• **PROBLEM TO SOLVE**
Your answer must be an exact copy of the data below.

● ● ● ● ● ● ●

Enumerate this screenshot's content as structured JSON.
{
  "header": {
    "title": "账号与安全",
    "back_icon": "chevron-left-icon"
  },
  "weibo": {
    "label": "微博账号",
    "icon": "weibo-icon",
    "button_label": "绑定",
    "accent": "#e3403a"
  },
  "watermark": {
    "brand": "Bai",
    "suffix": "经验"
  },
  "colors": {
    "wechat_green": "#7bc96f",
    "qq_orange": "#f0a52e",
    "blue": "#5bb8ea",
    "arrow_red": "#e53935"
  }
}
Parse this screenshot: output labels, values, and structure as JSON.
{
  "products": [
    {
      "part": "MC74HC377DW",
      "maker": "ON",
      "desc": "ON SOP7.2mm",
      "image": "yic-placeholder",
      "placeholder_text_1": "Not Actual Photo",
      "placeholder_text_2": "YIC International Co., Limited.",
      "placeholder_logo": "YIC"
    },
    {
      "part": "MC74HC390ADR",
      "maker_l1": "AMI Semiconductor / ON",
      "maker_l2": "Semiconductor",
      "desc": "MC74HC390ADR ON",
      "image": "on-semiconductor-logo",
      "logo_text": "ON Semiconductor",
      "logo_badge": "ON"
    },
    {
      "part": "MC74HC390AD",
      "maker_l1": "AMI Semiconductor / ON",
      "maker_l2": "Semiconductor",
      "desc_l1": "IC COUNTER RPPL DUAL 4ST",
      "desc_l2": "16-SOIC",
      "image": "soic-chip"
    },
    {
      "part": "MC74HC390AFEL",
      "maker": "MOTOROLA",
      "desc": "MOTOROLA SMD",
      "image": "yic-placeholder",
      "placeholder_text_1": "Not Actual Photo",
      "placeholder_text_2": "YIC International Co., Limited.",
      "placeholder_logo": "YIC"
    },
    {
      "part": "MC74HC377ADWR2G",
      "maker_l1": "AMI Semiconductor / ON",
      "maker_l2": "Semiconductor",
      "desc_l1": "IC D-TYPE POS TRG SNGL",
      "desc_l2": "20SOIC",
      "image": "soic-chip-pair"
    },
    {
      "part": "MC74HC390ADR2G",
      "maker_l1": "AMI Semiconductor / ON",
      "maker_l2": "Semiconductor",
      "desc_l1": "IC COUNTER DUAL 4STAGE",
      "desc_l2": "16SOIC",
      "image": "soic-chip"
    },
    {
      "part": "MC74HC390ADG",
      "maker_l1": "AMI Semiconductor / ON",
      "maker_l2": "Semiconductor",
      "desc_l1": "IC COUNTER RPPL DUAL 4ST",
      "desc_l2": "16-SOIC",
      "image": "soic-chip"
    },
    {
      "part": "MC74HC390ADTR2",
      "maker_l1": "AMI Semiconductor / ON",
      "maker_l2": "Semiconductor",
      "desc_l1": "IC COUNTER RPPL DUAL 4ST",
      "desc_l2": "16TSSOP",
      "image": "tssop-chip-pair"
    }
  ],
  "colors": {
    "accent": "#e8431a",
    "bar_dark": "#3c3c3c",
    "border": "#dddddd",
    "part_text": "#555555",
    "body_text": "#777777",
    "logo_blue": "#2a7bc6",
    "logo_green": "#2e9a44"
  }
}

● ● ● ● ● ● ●

• **ANSWER BOX**
Enumerate this screenshot's content as structured JSON.
{
  "header": {
    "title": "账号与安全",
    "back_icon": "chevron-left-icon"
  },
  "weibo": {
    "label": "微博账号",
    "icon": "weibo-icon",
    "button_label": "绑定",
    "accent": "#e3403a"
  },
  "watermark": {
    "brand": "Bai",
    "suffix": "经验"
  },
  "colors": {
    "wechat_green": "#7bc96f",
    "qq_orange": "#f0a52e",
    "blue": "#5bb8ea",
    "arrow_red": "#e53935"
  }
}
Parse this screenshot: output labels, values, and structure as JSON.
{
  "products": [
    {
      "part": "MC74HC377DW",
      "maker": "ON",
      "desc": "ON SOP7.2mm",
      "image": "yic-placeholder",
      "placeholder_text_1": "Not Actual Photo",
      "placeholder_text_2": "YIC International Co., Limited.",
      "placeholder_logo": "YIC"
    },
    {
      "part": "MC74HC390ADR",
      "maker_l1": "AMI Semiconductor / ON",
      "maker_l2": "Semiconductor",
      "desc": "MC74HC390ADR ON",
      "image": "on-semiconductor-logo",
      "logo_text": "ON Semiconductor",
      "logo_badge": "ON"
    },
    {
      "part": "MC74HC390AD",
      "maker_l1": "AMI Semiconductor / ON",
      "maker_l2": "Semiconductor",
      "desc_l1": "IC COUNTER RPPL DUAL 4ST",
      "desc_l2": "16-SOIC",
      "image": "soic-chip"
    },
    {
      "part": "MC74HC390AFEL",
      "maker": "MOTOROLA",
      "desc": "MOTOROLA SMD",
      "image": "yic-placeholder",
      "placeholder_text_1": "Not Actual Photo",
      "placeholder_text_2": "YIC International Co., Limited.",
      "placeholder_logo": "YIC"
    },
    {
      "part": "MC74HC377ADWR2G",
      "maker_l1": "AMI Semiconductor / ON",
      "maker_l2": "Semiconductor",
      "desc_l1": "IC D-TYPE POS TRG SNGL",
      "desc_l2": "20SOIC",
      "image": "soic-chip-pair"
    },
    {
      "part": "MC74HC390ADR2G",
      "maker_l1": "AMI Semiconductor / ON",
      "maker_l2": "Semiconductor",
      "desc_l1": "IC COUNTER DUAL 4STAGE",
      "desc_l2": "16SOIC",
      "image": "soic-chip"
    },
    {
      "part": "MC74HC390ADG",
      "maker_l1": "AMI Semiconductor / ON",
      "maker_l2": "Semiconductor",
      "desc_l1": "IC COUNTER RPPL DUAL 4ST",
      "desc_l2": "16-SOIC",
      "image": "soic-chip"
    },
    {
      "part": "MC74HC390ADTR2",
      "maker_l1": "AMI Semiconductor / ON",
      "maker_l2": "Semiconductor",
      "desc_l1": "IC COUNTER RPPL DUAL 4ST",
      "desc_l2": "16TSSOP",
      "image": "tssop-chip-pair"
    }
  ],
  "colors": {
    "accent": "#e8431a",
    "bar_dark": "#3c3c3c",
    "border": "#dddddd",
    "part_text": "#555555",
    "body_text": "#777777",
    "logo_blue": "#2a7bc6",
    "logo_green": "#2e9a44"
  }
}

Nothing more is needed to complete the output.